Records drawn from a dataset:

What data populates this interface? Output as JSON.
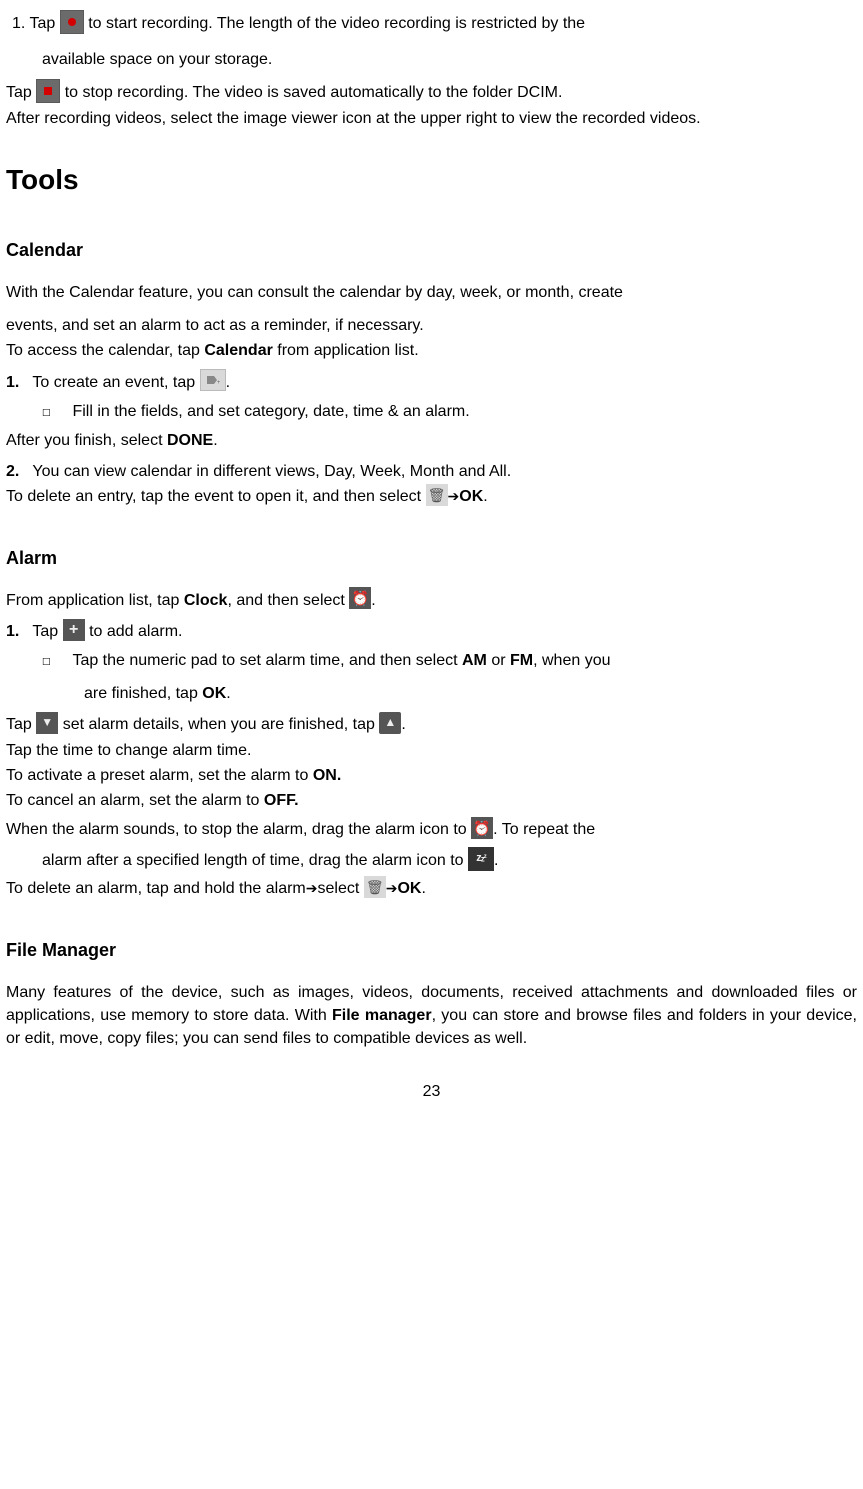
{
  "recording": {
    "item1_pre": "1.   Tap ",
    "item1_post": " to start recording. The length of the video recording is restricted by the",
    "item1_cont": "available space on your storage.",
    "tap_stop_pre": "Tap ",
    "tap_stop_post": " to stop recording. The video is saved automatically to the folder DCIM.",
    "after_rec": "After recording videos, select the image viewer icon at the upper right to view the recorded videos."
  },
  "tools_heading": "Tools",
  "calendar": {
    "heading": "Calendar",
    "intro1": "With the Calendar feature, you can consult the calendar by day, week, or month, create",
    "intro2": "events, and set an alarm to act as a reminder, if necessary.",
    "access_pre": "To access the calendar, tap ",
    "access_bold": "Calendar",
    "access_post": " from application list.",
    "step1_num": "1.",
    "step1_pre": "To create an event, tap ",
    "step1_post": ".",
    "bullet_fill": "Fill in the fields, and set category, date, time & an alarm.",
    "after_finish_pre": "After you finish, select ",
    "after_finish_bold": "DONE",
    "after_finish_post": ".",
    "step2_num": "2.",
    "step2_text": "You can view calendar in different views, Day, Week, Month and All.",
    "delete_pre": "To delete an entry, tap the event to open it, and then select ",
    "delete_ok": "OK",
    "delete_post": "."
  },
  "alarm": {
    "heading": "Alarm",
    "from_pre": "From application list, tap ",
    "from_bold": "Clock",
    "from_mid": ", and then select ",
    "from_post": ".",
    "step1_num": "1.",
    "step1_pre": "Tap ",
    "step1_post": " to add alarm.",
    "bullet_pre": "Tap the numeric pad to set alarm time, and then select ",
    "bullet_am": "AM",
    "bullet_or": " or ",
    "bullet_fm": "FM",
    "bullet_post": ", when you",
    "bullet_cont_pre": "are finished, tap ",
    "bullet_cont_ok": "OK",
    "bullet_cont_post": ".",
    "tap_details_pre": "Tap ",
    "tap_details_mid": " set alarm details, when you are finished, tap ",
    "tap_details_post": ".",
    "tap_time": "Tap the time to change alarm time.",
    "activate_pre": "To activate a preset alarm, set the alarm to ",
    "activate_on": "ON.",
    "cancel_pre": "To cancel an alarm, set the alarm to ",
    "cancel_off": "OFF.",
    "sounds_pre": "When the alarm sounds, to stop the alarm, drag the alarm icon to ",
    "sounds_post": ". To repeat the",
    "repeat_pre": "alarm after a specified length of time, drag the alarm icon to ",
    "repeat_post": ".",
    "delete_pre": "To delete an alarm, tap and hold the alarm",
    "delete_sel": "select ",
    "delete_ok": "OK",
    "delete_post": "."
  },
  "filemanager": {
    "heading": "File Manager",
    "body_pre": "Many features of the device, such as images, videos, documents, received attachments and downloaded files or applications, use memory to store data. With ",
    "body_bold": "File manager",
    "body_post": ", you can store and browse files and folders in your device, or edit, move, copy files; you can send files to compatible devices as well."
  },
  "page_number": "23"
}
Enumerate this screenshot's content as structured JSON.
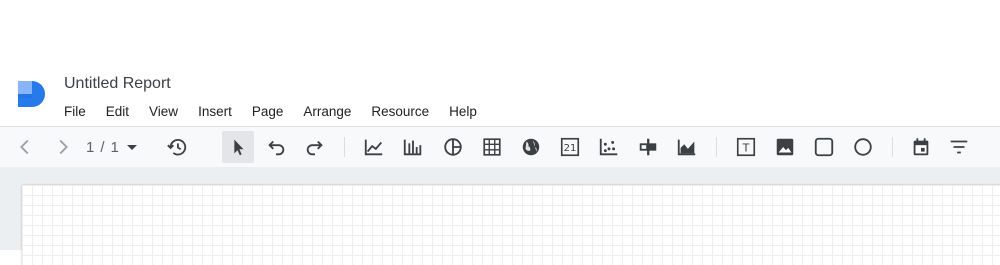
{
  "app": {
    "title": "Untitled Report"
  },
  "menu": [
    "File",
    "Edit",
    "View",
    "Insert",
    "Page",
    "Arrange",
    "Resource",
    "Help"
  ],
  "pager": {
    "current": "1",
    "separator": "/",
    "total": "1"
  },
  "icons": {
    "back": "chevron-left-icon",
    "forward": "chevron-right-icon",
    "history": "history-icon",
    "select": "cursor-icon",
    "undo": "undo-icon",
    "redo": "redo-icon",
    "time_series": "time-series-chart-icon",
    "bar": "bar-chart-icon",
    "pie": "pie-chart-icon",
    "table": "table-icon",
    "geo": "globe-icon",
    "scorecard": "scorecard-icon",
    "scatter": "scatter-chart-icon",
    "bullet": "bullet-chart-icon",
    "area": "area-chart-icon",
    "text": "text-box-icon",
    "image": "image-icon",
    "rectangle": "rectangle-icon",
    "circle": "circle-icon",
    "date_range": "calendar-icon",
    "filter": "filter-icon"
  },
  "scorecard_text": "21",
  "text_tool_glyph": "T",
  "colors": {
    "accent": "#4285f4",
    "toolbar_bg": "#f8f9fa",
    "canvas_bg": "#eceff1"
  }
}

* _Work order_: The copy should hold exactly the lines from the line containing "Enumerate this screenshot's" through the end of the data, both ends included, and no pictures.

* _Result for this task_:
Enumerate this screenshot's content as structured JSON.
{
  "app": {
    "title": "Untitled Report"
  },
  "menu": [
    "File",
    "Edit",
    "View",
    "Insert",
    "Page",
    "Arrange",
    "Resource",
    "Help"
  ],
  "pager": {
    "current": "1",
    "separator": "/",
    "total": "1"
  },
  "icons": {
    "back": "chevron-left-icon",
    "forward": "chevron-right-icon",
    "history": "history-icon",
    "select": "cursor-icon",
    "undo": "undo-icon",
    "redo": "redo-icon",
    "time_series": "time-series-chart-icon",
    "bar": "bar-chart-icon",
    "pie": "pie-chart-icon",
    "table": "table-icon",
    "geo": "globe-icon",
    "scorecard": "scorecard-icon",
    "scatter": "scatter-chart-icon",
    "bullet": "bullet-chart-icon",
    "area": "area-chart-icon",
    "text": "text-box-icon",
    "image": "image-icon",
    "rectangle": "rectangle-icon",
    "circle": "circle-icon",
    "date_range": "calendar-icon",
    "filter": "filter-icon"
  },
  "scorecard_text": "21",
  "text_tool_glyph": "T",
  "colors": {
    "accent": "#4285f4",
    "toolbar_bg": "#f8f9fa",
    "canvas_bg": "#eceff1"
  }
}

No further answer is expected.